A poll by the Chartered Society of Physiotherapy (CSP) has produced results that suggest that too few employers are doing enough to look after the wellbeing of their workforce and to prepare people for a longer career. Among employed people, just 17% said their boss encouraged them to take proper breaks or even annual leave. And only 7% of those who worked said they were offered fast-track access to physiotherapy services.
This is worrying, particularly as figures on the demographic of the UK workforce (taken from the employers’ guide to employing older workers produced by the Department for Work and Pensions (DWP)) suggests the over 50s form 27% of the current workforce, a figure that will rise to one third of the workforce by 2020. If organisations are to embrace this country’s changing demographic and remain productive, they will increasingly have to learn how to effectively manage an ageing, multi-generational workforce. The DWP report suggests that older people are remaining fit and active for longer and many are choosing to work beyond the state pension age. It is also predicted that migrants and young people will not be able to fill job vacancies over the next ten years, which makes the continued role of older workers even more crucial.
50+ Works, a website developed by The Age and Employment Network (TAEN) in association with the European Social Fund and the Department for Work and Pensions, which aims to share know-how and experience for providers supporting 50+ job seekers, lists the following strengths that older workers bring to the workforce:
- Reliability, loyalty, motivation.
- Dedication, punctuality, flexibility.
- Skills, knowledge, experience.
- Maturity, confidence.
- Organisational skills.
- Communication skills.
- Empathy, good customer relations.
- Mentoring, knowledge transfer.

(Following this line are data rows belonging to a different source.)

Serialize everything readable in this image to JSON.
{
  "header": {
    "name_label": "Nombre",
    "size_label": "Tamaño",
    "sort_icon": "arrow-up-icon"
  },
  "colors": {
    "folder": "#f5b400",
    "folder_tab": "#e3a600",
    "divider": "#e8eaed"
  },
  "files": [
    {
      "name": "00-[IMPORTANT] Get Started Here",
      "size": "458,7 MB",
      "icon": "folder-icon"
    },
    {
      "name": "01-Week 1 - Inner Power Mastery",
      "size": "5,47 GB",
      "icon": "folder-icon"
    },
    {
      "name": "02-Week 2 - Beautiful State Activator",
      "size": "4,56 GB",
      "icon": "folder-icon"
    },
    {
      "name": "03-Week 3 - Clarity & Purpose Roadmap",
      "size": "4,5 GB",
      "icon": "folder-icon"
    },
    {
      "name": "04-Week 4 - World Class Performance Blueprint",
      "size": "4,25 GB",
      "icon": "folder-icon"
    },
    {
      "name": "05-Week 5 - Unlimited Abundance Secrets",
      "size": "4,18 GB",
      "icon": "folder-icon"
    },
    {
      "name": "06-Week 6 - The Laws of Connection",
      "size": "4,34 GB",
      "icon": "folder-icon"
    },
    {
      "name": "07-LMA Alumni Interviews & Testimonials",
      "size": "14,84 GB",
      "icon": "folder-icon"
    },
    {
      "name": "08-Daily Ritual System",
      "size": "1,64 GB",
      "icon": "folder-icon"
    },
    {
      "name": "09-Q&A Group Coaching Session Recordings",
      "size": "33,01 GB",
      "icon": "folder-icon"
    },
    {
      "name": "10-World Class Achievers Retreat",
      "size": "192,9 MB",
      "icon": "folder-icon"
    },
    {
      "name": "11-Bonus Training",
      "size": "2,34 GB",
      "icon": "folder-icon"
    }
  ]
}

Despite these benefits offered by many older workers, some organisations are still wary about showing preference to older workers over younger ones during the recruitment process. Perhaps this is because they fear that older workers will be less resilient, may struggle to adapt to new tasks and environments, or that they will be ill more often. It is true to say that employers may well be faced with a completely different set of issues around health at work as the average age of the workforce rises, but perhaps this is something that shouldn’t be seen as a hindrance, rather as a vital part of organisational development to ensure continued productivity.
By law, employers should be protecting older workers, including carrying out risk assessments and training, and they will need to consider issues such as workplace design and necessary adjustments, flexible working, and regular health checks. For information on how to support older workers in your organisation, and for guidance on fulfilling your legislative responsibilities, call the free Health for Work Adviceline on 0800 0 77 88 44.